After Breaking Bad ended, we asked Warren Ellis (who has helmed numerous titles for Marvel and DC, created the highly regarded graphic novels Transmetropolitan and RED, and authored the recently published novella Dead Pig Collector) to give his take on the finale. The author — who previously wrote a provocative essay for Vulture about why violent stories matter — graciously obliged with his interesting theory about Heisenberg.
Breaking Walter White
Over the last five years, we have watched a small hero become a big villain. The ordinary indefatigability of a clever man who settled for an invisible and honest life slowly metastasized, through buried pride and smoldering self-loathing, into the need to become larger than anything around him. The final episode of Breaking Bad has, like any well-written piece of television, generated many theories as to what actually happened. You can accept any you like. That’s the fun of the game. There’s a great one, spun out by Emily Nussbaum and Norm Macdonald, speculating that Walter White actually died in the car at the top of “Felina” and everything that followed was an edge-of-death hallucination.
Walter White did die. It’s stated at the end of the penultimate episode, by Gretchen. Walter White is gone. The final episode is the death of Walter White and the apotheosis of Heisenberg.
It’s written on the wall of the old White family home. Nobody wrote “Walter White lived here.” They scrawled HEISENBERG over the plaster. Before he enters Skyler’s new place, Marie tells her that there are reports of him popping up everywhere — but all through the episode, Heisenberg can only be seen when he wishes to be seen.
In this last hour, everything he tried and failed to do when he was Walter White pretending to be Heisenberg is restaged, and is successful. He has stopped pretending to be Heisenberg. Or, perhaps, he has stopped pretending to be Walter White.
There’s no pretense with Skyler, even as shipwrecked and abandoned as she is. He doesn’t wear Walter White and claim that he committed five years’ worth of horrors for his family. Exactly as Gretchen said, the sweet old Walter White is gone. He knows how to play Lydia now, and Uncle Jack and his strange and easily wounded sense of personal honor, and even weird, pockmarked Todd, whom I’ve seen adorably re-christened as “Meth Damon.”
He fully commits to being Heisenberg. And that’s why, in this last hour, his schemes finally work. They don’t work because he’s dreaming it. They work, without backfiring (almost), this time, because Walter White isn’t getting in the way of Heisenberg. He is, at last, the Bad Guy, and his final act is as operatic as that of Al Pacino’s Scarface, a film referenced in the series. “So say good night to the bad guy. The last time you gonna see a bad guy like this again, let me tell you.”

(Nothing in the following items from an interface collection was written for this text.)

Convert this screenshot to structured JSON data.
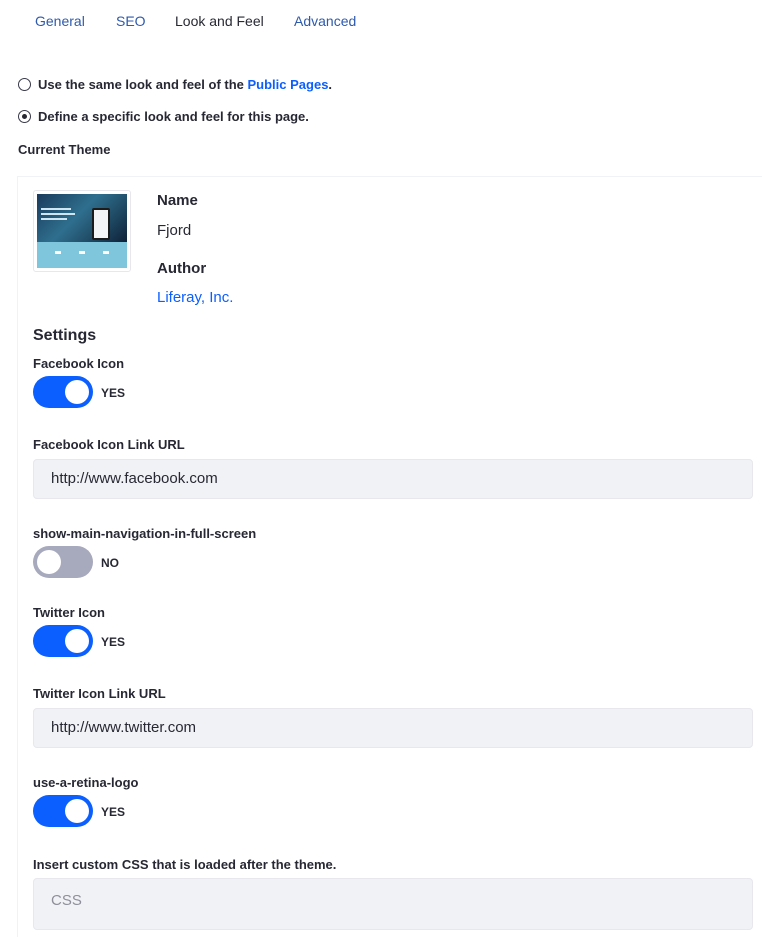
{
  "tabs": [
    {
      "label": "General"
    },
    {
      "label": "SEO"
    },
    {
      "label": "Look and Feel"
    },
    {
      "label": "Advanced"
    }
  ],
  "look_and_feel": {
    "option_same": {
      "text": "Use the same look and feel of the ",
      "link": "Public Pages",
      "suffix": ".",
      "selected": false
    },
    "option_specific": {
      "text": "Define a specific look and feel for this page.",
      "selected": true
    },
    "current_theme_label": "Current Theme"
  },
  "theme": {
    "name_label": "Name",
    "name": "Fjord",
    "author_label": "Author",
    "author": "Liferay, Inc."
  },
  "settings": {
    "title": "Settings",
    "facebook_icon": {
      "label": "Facebook Icon",
      "state": "YES",
      "on": true
    },
    "facebook_url": {
      "label": "Facebook Icon Link URL",
      "value": "http://www.facebook.com"
    },
    "show_main_nav": {
      "label": "show-main-navigation-in-full-screen",
      "state": "NO",
      "on": false
    },
    "twitter_icon": {
      "label": "Twitter Icon",
      "state": "YES",
      "on": true
    },
    "twitter_url": {
      "label": "Twitter Icon Link URL",
      "value": "http://www.twitter.com"
    },
    "retina_logo": {
      "label": "use-a-retina-logo",
      "state": "YES",
      "on": true
    },
    "custom_css": {
      "label": "Insert custom CSS that is loaded after the theme.",
      "placeholder": "CSS"
    }
  },
  "colors": {
    "accent": "#0b5fff",
    "link": "#2e5aac",
    "toggle_off": "#a7a9bc",
    "input_bg": "#f1f2f5"
  }
}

Why does that ricocheted bullet get him right at the very end? Because, faced with Jesse, he throws his old partner to the floor and clear of the fusillade. That’s something Walter White would do, and so Heisenberg gets killed for it. What keeps him alive is being a fictional supervillain. What kills him is being human.
We ended where we always knew we would, with Walter White filled with cancer and lying dead before us. But, before he went, we saw him become the criminal mastermind he’d always been accused of being, and perhaps always dreamt of being, and it was horribly glorious.
Warren Ellis is the author of Dead Pig Collector and many graphic novels, including RED, which has been adapted into two films starring Bruce Willis and Helen Mirren. His first nonfiction book, on the future of the city and the science-fiction condition we live in, arrives in 2014. He lives mostly in Britain.